Poster Presentation Australian Society for Microbiology Annual Scientific Meeting 2013

Mycoplasma genitalium in incarcerated men from Far North Queensland (#211)

Gemma M Daley 1 , Darren B Russell 1 2 3 , Sepehr N Tabrizi 4 5 6 , Jimmy Twin 4 6 , John McBride 1
  1. James Cook University, Ashgrove, QLD, Australia
  2. Sexual Health Service, Cairns, QLD, Australia
  3. School of Population Health, University of Melbourne, Melbourne, VIC, Australia
  4. Department of Microbiology, The Royal Women's Hospital, Melbourne, QLD, Australia
  5. Department of Obstetrics and Gynaecology, University of Melbourne, Melbourne, VIC, Australia
  6. Department of Molecular Microbiology, Murdoch Children’s Research Institute, Melbourne, QLD, Australia


In men, Mycoplasma genitalium (MG) is a sexually transmitted infection (STI) known to cause urethritis and urethral discharge. There is a paucity of literature regarding the prevalence of MG. To date, no research has been conducted on the prevalence of MG in Queensland, in incarcerated populations or in a primarily Aboriginal or Torres Strait Islander population.


From November 2012 to February 2013, men entering a correctional facility in Far North Queensland (FNQ) were offered entry into the study.
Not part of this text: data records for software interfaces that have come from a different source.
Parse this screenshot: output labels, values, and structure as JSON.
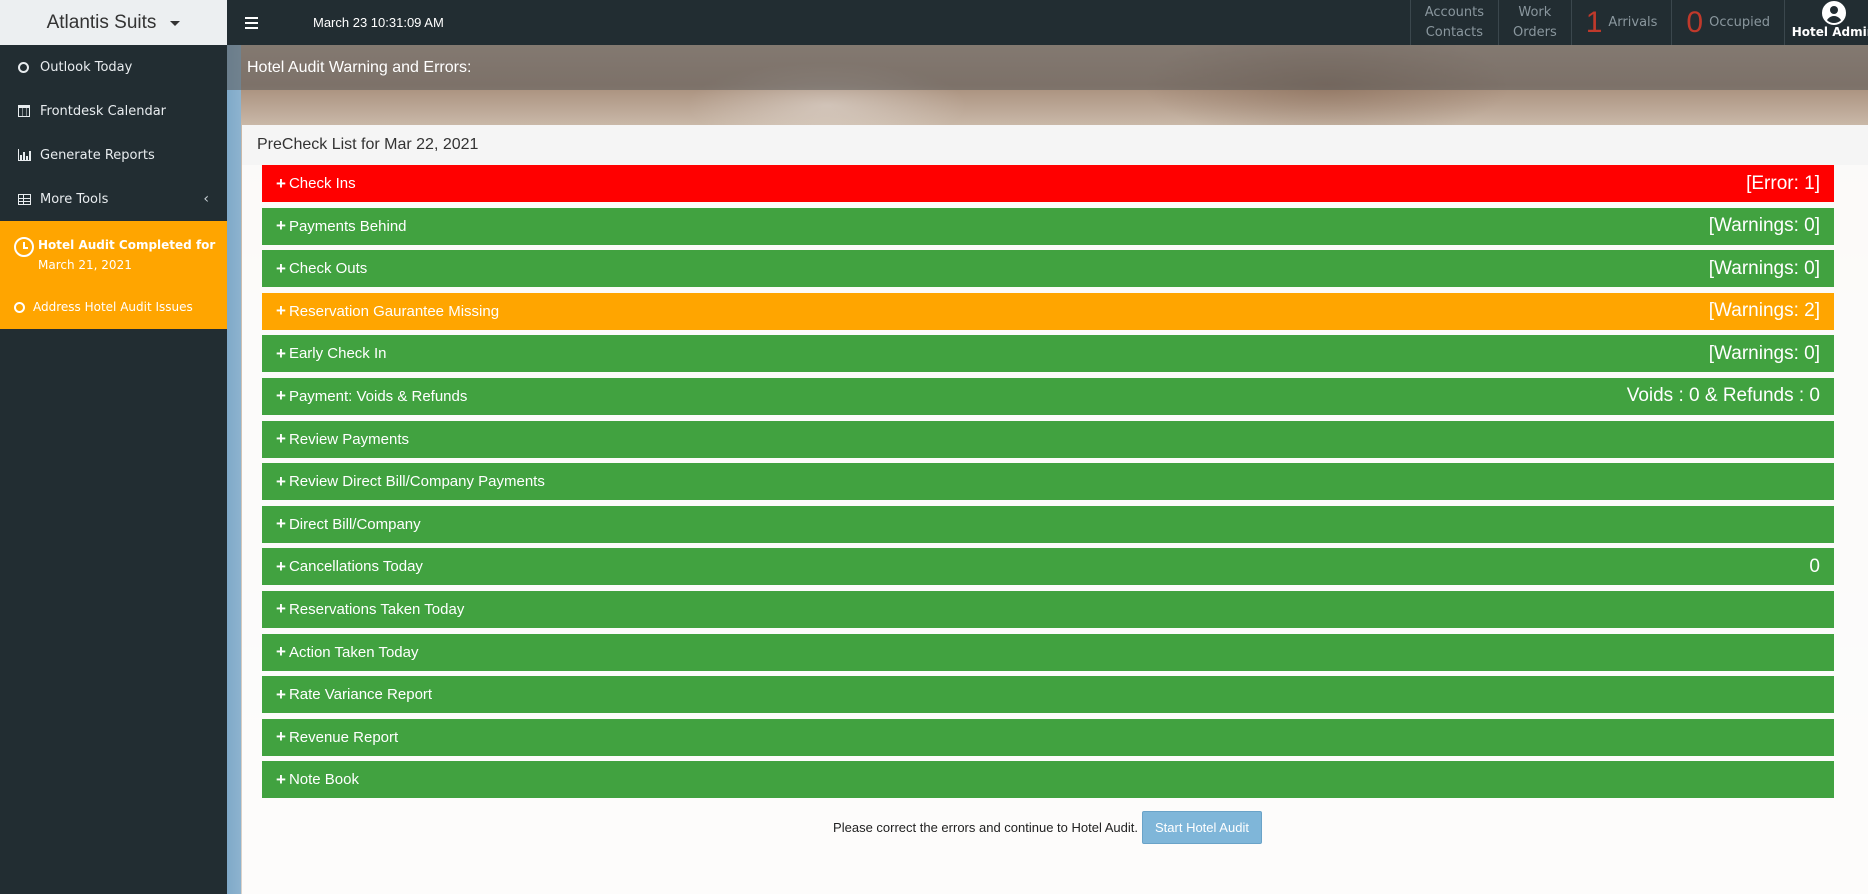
{
  "brand": {
    "title": "Atlantis Suits"
  },
  "sidebar": {
    "items": [
      {
        "label": "Outlook Today",
        "icon": "circle-icon"
      },
      {
        "label": "Frontdesk Calendar",
        "icon": "calendar-icon"
      },
      {
        "label": "Generate Reports",
        "icon": "bar-chart-icon"
      },
      {
        "label": "More Tools",
        "icon": "table-icon"
      }
    ],
    "audit": {
      "title": "Hotel Audit Completed for",
      "date": "March 21, 2021",
      "issue_link": "Address Hotel Audit Issues"
    }
  },
  "topbar": {
    "datetime": "March 23  10:31:09 AM",
    "accounts": "Accounts",
    "contacts": "Contacts",
    "work": "Work",
    "orders": "Orders",
    "arrivals_count": "1",
    "arrivals_label": "Arrivals",
    "occupied_count": "0",
    "occupied_label": "Occupied",
    "user": "Hotel Admin"
  },
  "main": {
    "header": "Hotel Audit Warning and Errors:",
    "panel_title": "PreCheck List for Mar 22, 2021",
    "rows": [
      {
        "label": " Check Ins",
        "status": "[Error: 1]",
        "color": "#ff0000"
      },
      {
        "label": " Payments Behind",
        "status": "[Warnings: 0]",
        "color": "#41a240"
      },
      {
        "label": " Check Outs",
        "status": "[Warnings: 0]",
        "color": "#41a240"
      },
      {
        "label": " Reservation Gaurantee Missing",
        "status": "[Warnings: 2]",
        "color": "#ffa500"
      },
      {
        "label": " Early Check In",
        "status": "[Warnings: 0]",
        "color": "#41a240"
      },
      {
        "label": "Payment: Voids & Refunds",
        "status": "Voids : 0 & Refunds : 0",
        "color": "#41a240"
      },
      {
        "label": " Review Payments",
        "status": "",
        "color": "#41a240"
      },
      {
        "label": " Review Direct Bill/Company Payments",
        "status": "",
        "color": "#41a240"
      },
      {
        "label": " Direct Bill/Company",
        "status": "",
        "color": "#41a240"
      },
      {
        "label": " Cancellations Today",
        "status": "0",
        "color": "#41a240"
      },
      {
        "label": " Reservations Taken Today",
        "status": "",
        "color": "#41a240"
      },
      {
        "label": " Action Taken Today",
        "status": "",
        "color": "#41a240"
      },
      {
        "label": " Rate Variance Report",
        "status": "",
        "color": "#41a240"
      },
      {
        "label": " Revenue Report",
        "status": "",
        "color": "#41a240"
      },
      {
        "label": " Note Book",
        "status": "",
        "color": "#41a240"
      }
    ],
    "footer_text": "Please correct the errors and continue to Hotel Audit.",
    "start_button": "Start Hotel Audit"
  }
}
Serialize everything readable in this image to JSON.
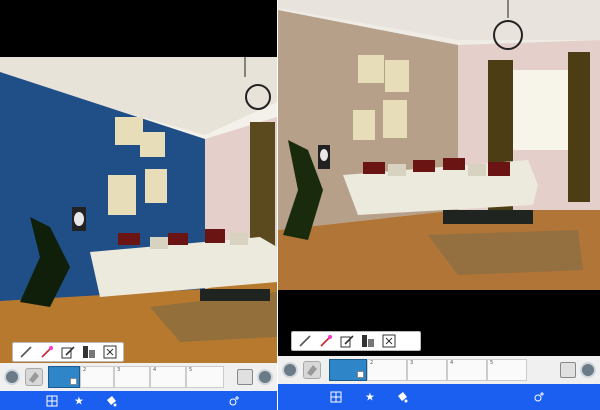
{
  "colors": {
    "accent_blue": "#1a5ff0",
    "active_swatch": "#2e86c8",
    "wall_blue": "#1f4f86",
    "wall_beige": "#b6a08a",
    "wall_pink": "#e4cfca",
    "floor": "#b7792e",
    "strip_bg": "#f0f0f0"
  },
  "toolbar": {
    "tools": [
      {
        "icon": "pencil-icon"
      },
      {
        "icon": "magic-wand-icon"
      },
      {
        "icon": "edit-icon"
      },
      {
        "icon": "layers-icon"
      },
      {
        "icon": "close-icon"
      }
    ]
  },
  "swatches": {
    "left": [
      {
        "num": "",
        "active": true
      },
      {
        "num": "2",
        "active": false
      },
      {
        "num": "3",
        "active": false
      },
      {
        "num": "4",
        "active": false
      },
      {
        "num": "5",
        "active": false
      }
    ],
    "right": [
      {
        "num": "",
        "active": true
      },
      {
        "num": "2",
        "active": false
      },
      {
        "num": "3",
        "active": false
      },
      {
        "num": "4",
        "active": false
      },
      {
        "num": "5",
        "active": false
      }
    ]
  },
  "bottom_nav": {
    "items": [
      {
        "icon": "grid-icon"
      },
      {
        "icon": "star-icon"
      },
      {
        "icon": "paint-bucket-icon"
      },
      {
        "icon": "add-color-icon"
      }
    ]
  }
}
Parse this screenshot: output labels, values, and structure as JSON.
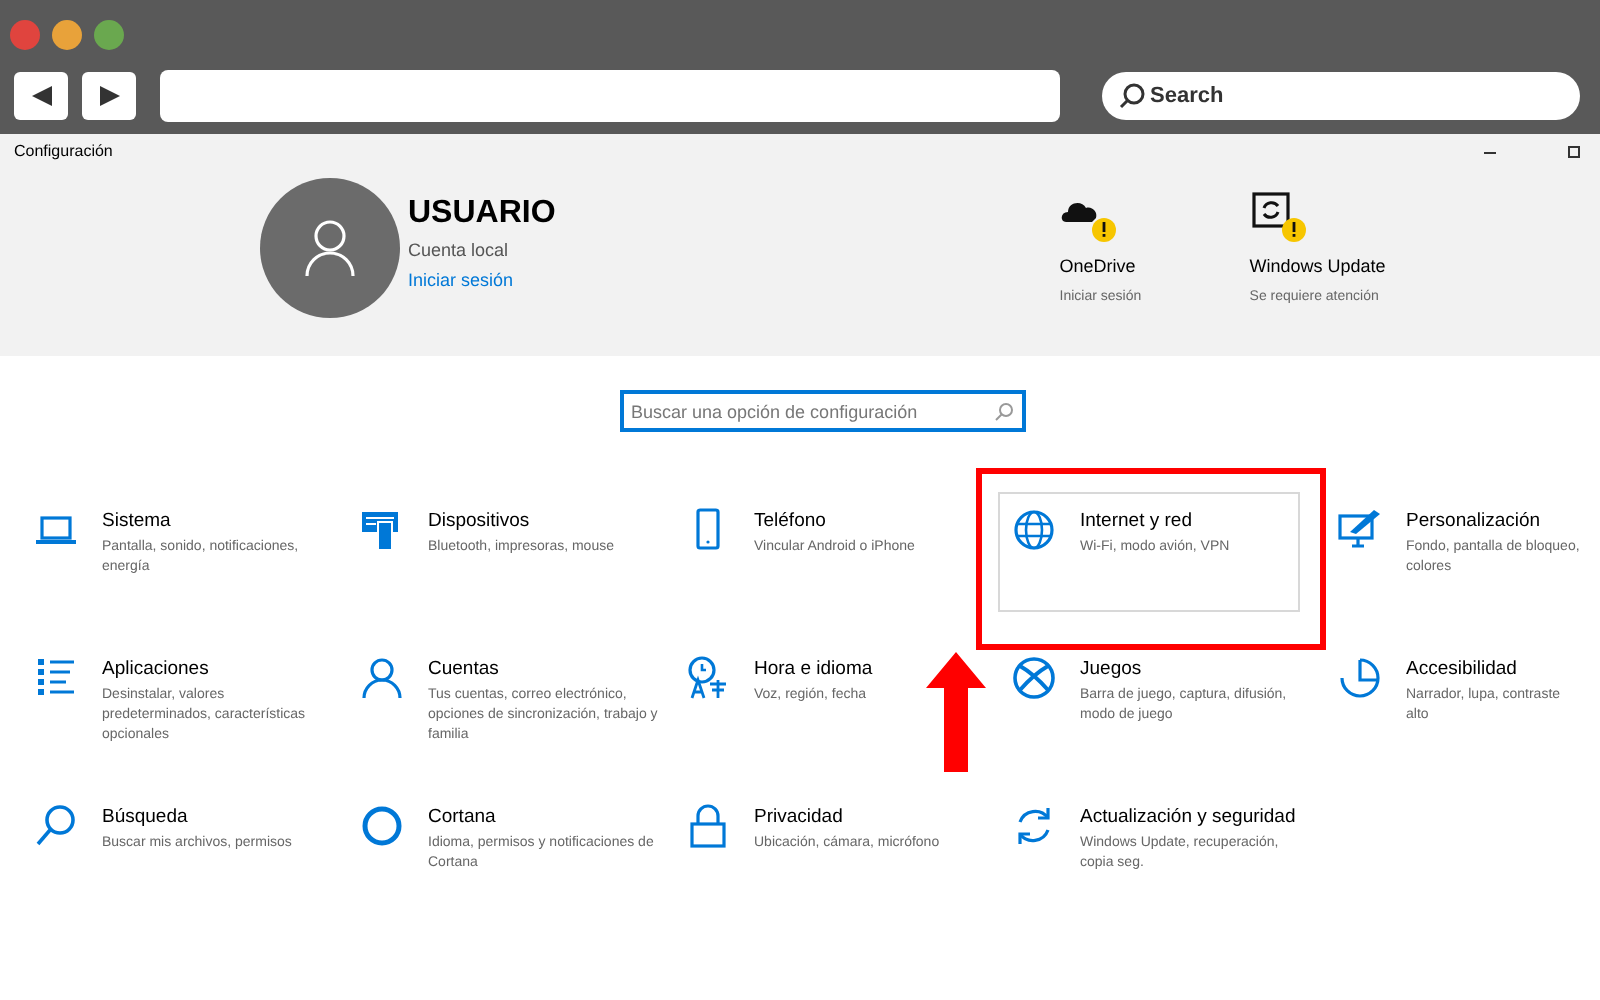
{
  "browser": {
    "search_placeholder": "Search"
  },
  "window": {
    "title": "Configuración"
  },
  "account": {
    "name": "USUARIO",
    "type": "Cuenta local",
    "link": "Iniciar sesión"
  },
  "status_items": [
    {
      "title": "OneDrive",
      "subtitle": "Iniciar sesión",
      "warning": true
    },
    {
      "title": "Windows Update",
      "subtitle": "Se requiere atención",
      "warning": true
    }
  ],
  "search": {
    "placeholder": "Buscar una opción de configuración"
  },
  "categories": [
    {
      "title": "Sistema",
      "description": "Pantalla, sonido, notificaciones, energía",
      "highlighted": false
    },
    {
      "title": "Dispositivos",
      "description": "Bluetooth, impresoras, mouse",
      "highlighted": false
    },
    {
      "title": "Teléfono",
      "description": "Vincular Android o iPhone",
      "highlighted": false
    },
    {
      "title": "Internet y red",
      "description": "Wi-Fi, modo avión, VPN",
      "highlighted": true
    },
    {
      "title": "Personalización",
      "description": "Fondo, pantalla de bloqueo, colores",
      "highlighted": false
    },
    {
      "title": "Aplicaciones",
      "description": "Desinstalar, valores predeterminados, características opcionales",
      "highlighted": false
    },
    {
      "title": "Cuentas",
      "description": "Tus cuentas, correo electrónico, opciones de sincronización, trabajo y familia",
      "highlighted": false
    },
    {
      "title": "Hora e idioma",
      "description": "Voz, región, fecha",
      "highlighted": false
    },
    {
      "title": "Juegos",
      "description": "Barra de juego, captura, difusión, modo de juego",
      "highlighted": false
    },
    {
      "title": "Accesibilidad",
      "description": "Narrador, lupa, contraste alto",
      "highlighted": false
    },
    {
      "title": "Búsqueda",
      "description": "Buscar mis archivos, permisos",
      "highlighted": false
    },
    {
      "title": "Cortana",
      "description": "Idioma, permisos y notificaciones de Cortana",
      "highlighted": false
    },
    {
      "title": "Privacidad",
      "description": "Ubicación, cámara, micrófono",
      "highlighted": false
    },
    {
      "title": "Actualización y seguridad",
      "description": "Windows Update, recuperación, copia seg.",
      "highlighted": false
    }
  ]
}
Upon consent participants were interviewed and a urine sample obtained. Samples were tested for MG by quantitative real-time PCR using an assay targeting the MG 16S rRNA gene, with positive samples tested for macrolide resistance mutations in the MG 23S rRNA gene using High Resolution Melt Analysis. Study subjects testing positive for MG were offered treatment and a follow-up urine test four weeks post-treatment to establish whether clearance of the pathogen had been achieved.


Out of 140 samples 8 individuals tested positive, thus the overall prevalence was 5.71% (95% CI, 1.82–9.60). Of this cohort 101 participants identified as Aboriginal or Torres Strait Islander and of this group 7 tested positive resulting in a prevalence of 6.93% (95% CI, 1.89–11.97). Of the remaining 39 non-Aboriginal or Torres Strait Islander participants, 1 individual tested positive resulting in a prevalence rate of 2.56% (95% CI, 0–7.75). Of the 8 positive samples, 2 samples were infected with a strain carrying macrolide resistance mutations.


This study suggests MG may be an important STI in men from FNQ and it is the first to report positivity in Aboriginal or Torres Strait Islander populations. Although based on limited data, this data highlights the need for further research to determine the burden of MG on susceptible Australian populations to inform future screening guidelines.